- Hot sun, cold beer: Great Bay Distributors does it right!
- Charlie Crist gets another share of public matching money
- Bitcoin is taking root in St. Pete, but what in the blazes is it?
- How private companies reap profits from public schools
- Tampa Bay’s Campaign Weekender for Aug. 22-24
- Candidates in HD 65 & 67 to enter the Tiger’s Den next Wednesday
Sorry, Bill Foster, we polled the St. Pete mayoral race again and you’re still down five points!
After incumbent Bill Foster publicly criticized the results of a survey from St. Pete Polls commissioned by this blog as “junk science,” we decided to go back in the field to confirm the current state of the St. Petersburg mayor’s race.
Turns out, Bill Foster was right. He’s not down six points to Rick Kriseman, as the previous poll indicated. He’s down five points. I apologize for the confusion.
Kriseman leads Foster 48 to 43 percent among voters who said they intend to vote in the general election. Eight percent of voters said they were undecided.
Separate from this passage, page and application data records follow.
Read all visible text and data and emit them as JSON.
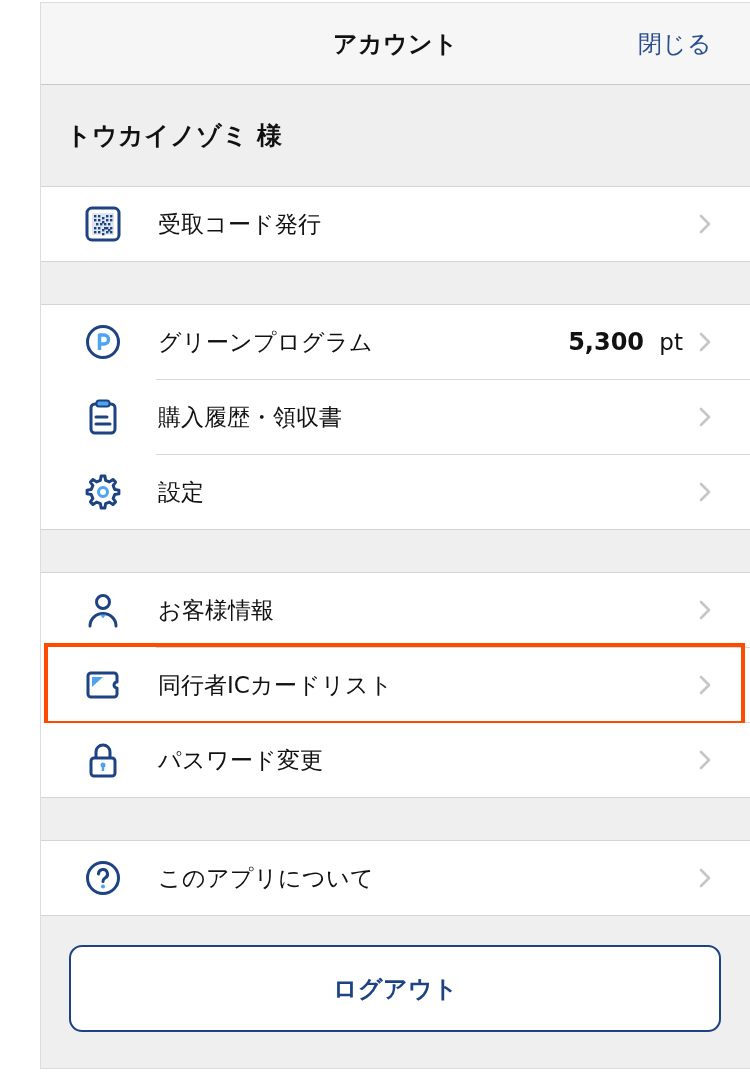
{
  "header": {
    "title": "アカウント",
    "close": "閉じる"
  },
  "user": {
    "name": "トウカイノゾミ 様"
  },
  "groups": [
    {
      "items": [
        {
          "kind": "receive-code",
          "label": "受取コード発行",
          "highlighted": false
        }
      ]
    },
    {
      "items": [
        {
          "kind": "points",
          "label": "グリーンプログラム",
          "value": "5,300",
          "unit": "pt",
          "highlighted": false
        },
        {
          "kind": "history",
          "label": "購入履歴・領収書",
          "highlighted": false
        },
        {
          "kind": "settings",
          "label": "設定",
          "highlighted": false
        }
      ]
    },
    {
      "items": [
        {
          "kind": "profile",
          "label": "お客様情報",
          "highlighted": false
        },
        {
          "kind": "ic-card",
          "label": "同行者ICカードリスト",
          "highlighted": true
        },
        {
          "kind": "password",
          "label": "パスワード変更",
          "highlighted": false
        }
      ]
    },
    {
      "items": [
        {
          "kind": "about",
          "label": "このアプリについて",
          "highlighted": false
        }
      ]
    }
  ],
  "logout_button": "ログアウト"
}
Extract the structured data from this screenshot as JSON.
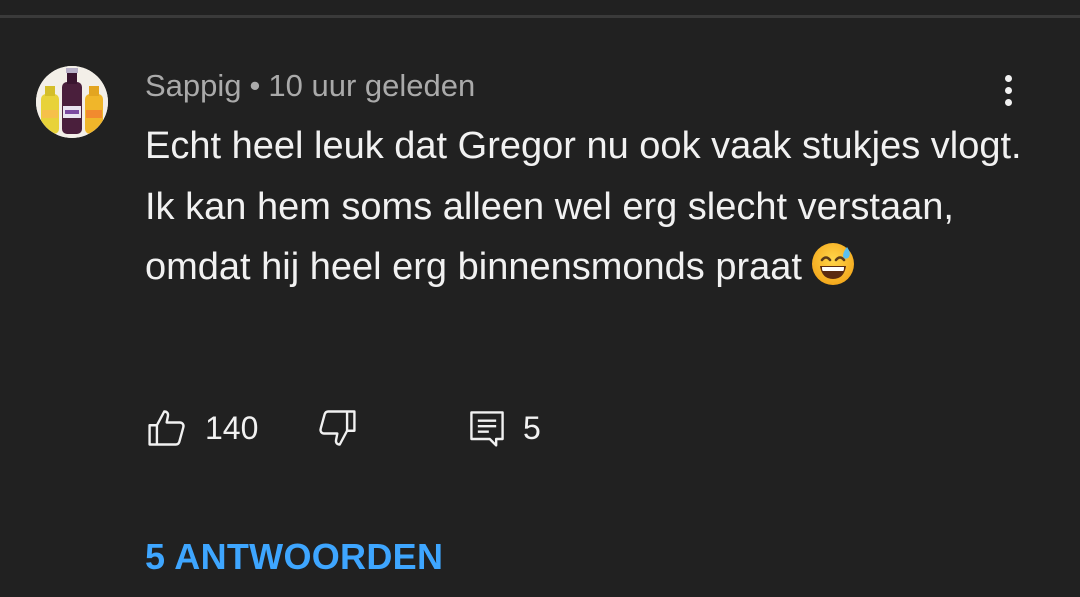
{
  "comment": {
    "author": "Sappig",
    "separator": "•",
    "timestamp": "10 uur geleden",
    "text": "Echt heel leuk dat Gregor nu ook vaak stukjes vlogt. Ik kan hem soms alleen wel erg slecht verstaan, omdat hij heel erg binnensmonds praat",
    "emoji": "grinning-face-with-sweat",
    "likes": "140",
    "reply_count": "5",
    "replies_link": "5 ANTWOORDEN"
  },
  "icons": {
    "like": "thumbs-up-icon",
    "dislike": "thumbs-down-icon",
    "reply": "comment-icon",
    "menu": "more-vert-icon"
  },
  "colors": {
    "background": "#212121",
    "text_primary": "#f1f1f1",
    "text_secondary": "#aaaaaa",
    "link": "#3ea6ff"
  }
}
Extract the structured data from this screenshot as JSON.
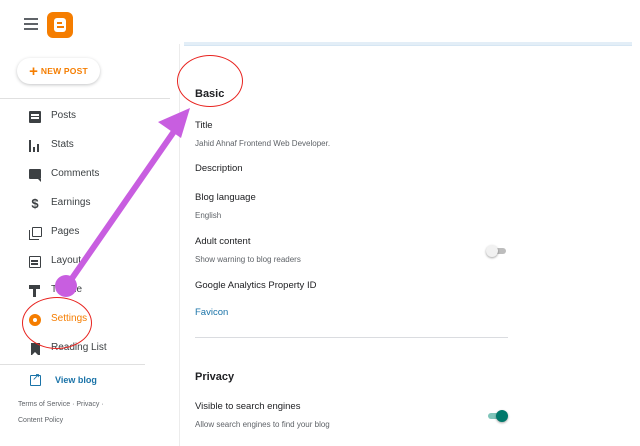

As usual, St. Pete Poll’s survey was conducted by an automated phone call polling system. The results were then weighted to account for proportional differences between the respondents’ demographics and the demographics of the 2013 St. Petersburg primary election voting population. The demographics used were age, gender, party, and race. Only if the respondent selected that they were definitely or probably going to vote in the upcoming election were they asked the questions in this poll.
Ten days ago, we published the results of the first post-primary poll and it showed Foster trailing Kriseman by six points among voters who had cast a ballot in the primary election. Foster described these numbers as “nonsense.”
“I suggest that somebody needs to do a scientific poll as I did with a real scientific sampling,” the Mayor said. “That is an unscientific and unreliable poll.”
In an email sent last week, Foster said his internal polling shows the race deadlocked.
For the record, the sample size on this current poll was a whopping 1,466 respondents. The survey has a margin of error of just 2.6%. And just to be thorough, here is a spreadsheet with detailed anonymous data of the respondents with their responses.
Kriseman, for his part, said he was pleased but not surprised by numbers that give him a solid lead. “There is no excitement for this administration,” he said. “There are no achievements that Bill Foster can point to that are the direct results of him being mayor.”